=== Section Start ===

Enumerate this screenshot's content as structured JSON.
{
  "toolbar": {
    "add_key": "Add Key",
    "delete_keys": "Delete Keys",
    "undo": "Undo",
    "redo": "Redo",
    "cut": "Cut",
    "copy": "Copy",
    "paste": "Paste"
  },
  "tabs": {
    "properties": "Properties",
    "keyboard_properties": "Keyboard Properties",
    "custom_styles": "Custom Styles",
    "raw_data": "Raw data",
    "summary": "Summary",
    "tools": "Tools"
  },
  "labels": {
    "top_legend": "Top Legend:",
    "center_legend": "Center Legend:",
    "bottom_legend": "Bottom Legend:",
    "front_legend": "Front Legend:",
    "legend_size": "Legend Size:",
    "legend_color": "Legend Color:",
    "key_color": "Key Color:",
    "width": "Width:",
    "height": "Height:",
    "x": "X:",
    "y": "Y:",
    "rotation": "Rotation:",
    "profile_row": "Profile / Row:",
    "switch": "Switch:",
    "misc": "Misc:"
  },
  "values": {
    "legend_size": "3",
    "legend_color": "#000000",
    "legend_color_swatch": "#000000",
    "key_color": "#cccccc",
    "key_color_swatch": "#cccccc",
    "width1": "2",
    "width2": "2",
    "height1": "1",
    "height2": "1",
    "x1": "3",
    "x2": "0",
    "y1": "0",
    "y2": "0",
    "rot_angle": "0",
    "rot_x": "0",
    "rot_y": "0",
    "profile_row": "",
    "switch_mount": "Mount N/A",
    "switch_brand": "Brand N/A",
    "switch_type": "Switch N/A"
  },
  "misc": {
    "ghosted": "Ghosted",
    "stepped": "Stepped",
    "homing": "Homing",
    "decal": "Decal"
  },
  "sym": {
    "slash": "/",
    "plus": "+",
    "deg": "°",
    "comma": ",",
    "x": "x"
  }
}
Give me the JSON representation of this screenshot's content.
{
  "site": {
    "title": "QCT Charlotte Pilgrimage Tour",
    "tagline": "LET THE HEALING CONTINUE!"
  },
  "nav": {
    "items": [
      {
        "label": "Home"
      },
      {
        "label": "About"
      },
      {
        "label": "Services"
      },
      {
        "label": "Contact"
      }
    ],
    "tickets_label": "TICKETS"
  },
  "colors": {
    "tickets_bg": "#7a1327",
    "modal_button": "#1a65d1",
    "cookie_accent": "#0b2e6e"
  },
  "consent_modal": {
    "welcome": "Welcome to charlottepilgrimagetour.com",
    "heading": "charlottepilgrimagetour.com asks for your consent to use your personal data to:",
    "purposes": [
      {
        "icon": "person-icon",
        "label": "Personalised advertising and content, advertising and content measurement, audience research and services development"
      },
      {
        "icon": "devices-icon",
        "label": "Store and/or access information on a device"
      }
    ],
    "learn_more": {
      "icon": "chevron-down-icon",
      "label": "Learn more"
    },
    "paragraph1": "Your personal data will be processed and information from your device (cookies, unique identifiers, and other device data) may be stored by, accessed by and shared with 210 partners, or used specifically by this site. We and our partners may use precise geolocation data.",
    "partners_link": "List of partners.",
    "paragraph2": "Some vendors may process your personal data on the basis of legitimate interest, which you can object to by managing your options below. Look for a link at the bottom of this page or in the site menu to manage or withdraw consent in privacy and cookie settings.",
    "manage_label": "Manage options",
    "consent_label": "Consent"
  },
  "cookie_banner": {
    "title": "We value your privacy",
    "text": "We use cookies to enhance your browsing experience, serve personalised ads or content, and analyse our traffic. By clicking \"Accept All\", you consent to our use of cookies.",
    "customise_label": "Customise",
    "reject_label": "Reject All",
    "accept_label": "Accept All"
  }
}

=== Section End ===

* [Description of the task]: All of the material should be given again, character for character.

* [Output below]:
Enumerate this screenshot's content as structured JSON.
{
  "toolbar": {
    "add_key": "Add Key",
    "delete_keys": "Delete Keys",
    "undo": "Undo",
    "redo": "Redo",
    "cut": "Cut",
    "copy": "Copy",
    "paste": "Paste"
  },
  "tabs": {
    "properties": "Properties",
    "keyboard_properties": "Keyboard Properties",
    "custom_styles": "Custom Styles",
    "raw_data": "Raw data",
    "summary": "Summary",
    "tools": "Tools"
  },
  "labels": {
    "top_legend": "Top Legend:",
    "center_legend": "Center Legend:",
    "bottom_legend": "Bottom Legend:",
    "front_legend": "Front Legend:",
    "legend_size": "Legend Size:",
    "legend_color": "Legend Color:",
    "key_color": "Key Color:",
    "width": "Width:",
    "height": "Height:",
    "x": "X:",
    "y": "Y:",
    "rotation": "Rotation:",
    "profile_row": "Profile / Row:",
    "switch": "Switch:",
    "misc": "Misc:"
  },
  "values": {
    "legend_size": "3",
    "legend_color": "#000000",
    "legend_color_swatch": "#000000",
    "key_color": "#cccccc",
    "key_color_swatch": "#cccccc",
    "width1": "2",
    "width2": "2",
    "height1": "1",
    "height2": "1",
    "x1": "3",
    "x2": "0",
    "y1": "0",
    "y2": "0",
    "rot_angle": "0",
    "rot_x": "0",
    "rot_y": "0",
    "profile_row": "",
    "switch_mount": "Mount N/A",
    "switch_brand": "Brand N/A",
    "switch_type": "Switch N/A"
  },
  "misc": {
    "ghosted": "Ghosted",
    "stepped": "Stepped",
    "homing": "Homing",
    "decal": "Decal"
  },
  "sym": {
    "slash": "/",
    "plus": "+",
    "deg": "°",
    "comma": ",",
    "x": "x"
  }
}
Give me the JSON representation of this screenshot's content.
{
  "site": {
    "title": "QCT Charlotte Pilgrimage Tour",
    "tagline": "LET THE HEALING CONTINUE!"
  },
  "nav": {
    "items": [
      {
        "label": "Home"
      },
      {
        "label": "About"
      },
      {
        "label": "Services"
      },
      {
        "label": "Contact"
      }
    ],
    "tickets_label": "TICKETS"
  },
  "colors": {
    "tickets_bg": "#7a1327",
    "modal_button": "#1a65d1",
    "cookie_accent": "#0b2e6e"
  },
  "consent_modal": {
    "welcome": "Welcome to charlottepilgrimagetour.com",
    "heading": "charlottepilgrimagetour.com asks for your consent to use your personal data to:",
    "purposes": [
      {
        "icon": "person-icon",
        "label": "Personalised advertising and content, advertising and content measurement, audience research and services development"
      },
      {
        "icon": "devices-icon",
        "label": "Store and/or access information on a device"
      }
    ],
    "learn_more": {
      "icon": "chevron-down-icon",
      "label": "Learn more"
    },
    "paragraph1": "Your personal data will be processed and information from your device (cookies, unique identifiers, and other device data) may be stored by, accessed by and shared with 210 partners, or used specifically by this site. We and our partners may use precise geolocation data.",
    "partners_link": "List of partners.",
    "paragraph2": "Some vendors may process your personal data on the basis of legitimate interest, which you can object to by managing your options below. Look for a link at the bottom of this page or in the site menu to manage or withdraw consent in privacy and cookie settings.",
    "manage_label": "Manage options",
    "consent_label": "Consent"
  },
  "cookie_banner": {
    "title": "We value your privacy",
    "text": "We use cookies to enhance your browsing experience, serve personalised ads or content, and analyse our traffic. By clicking \"Accept All\", you consent to our use of cookies.",
    "customise_label": "Customise",
    "reject_label": "Reject All",
    "accept_label": "Accept All"
  }
}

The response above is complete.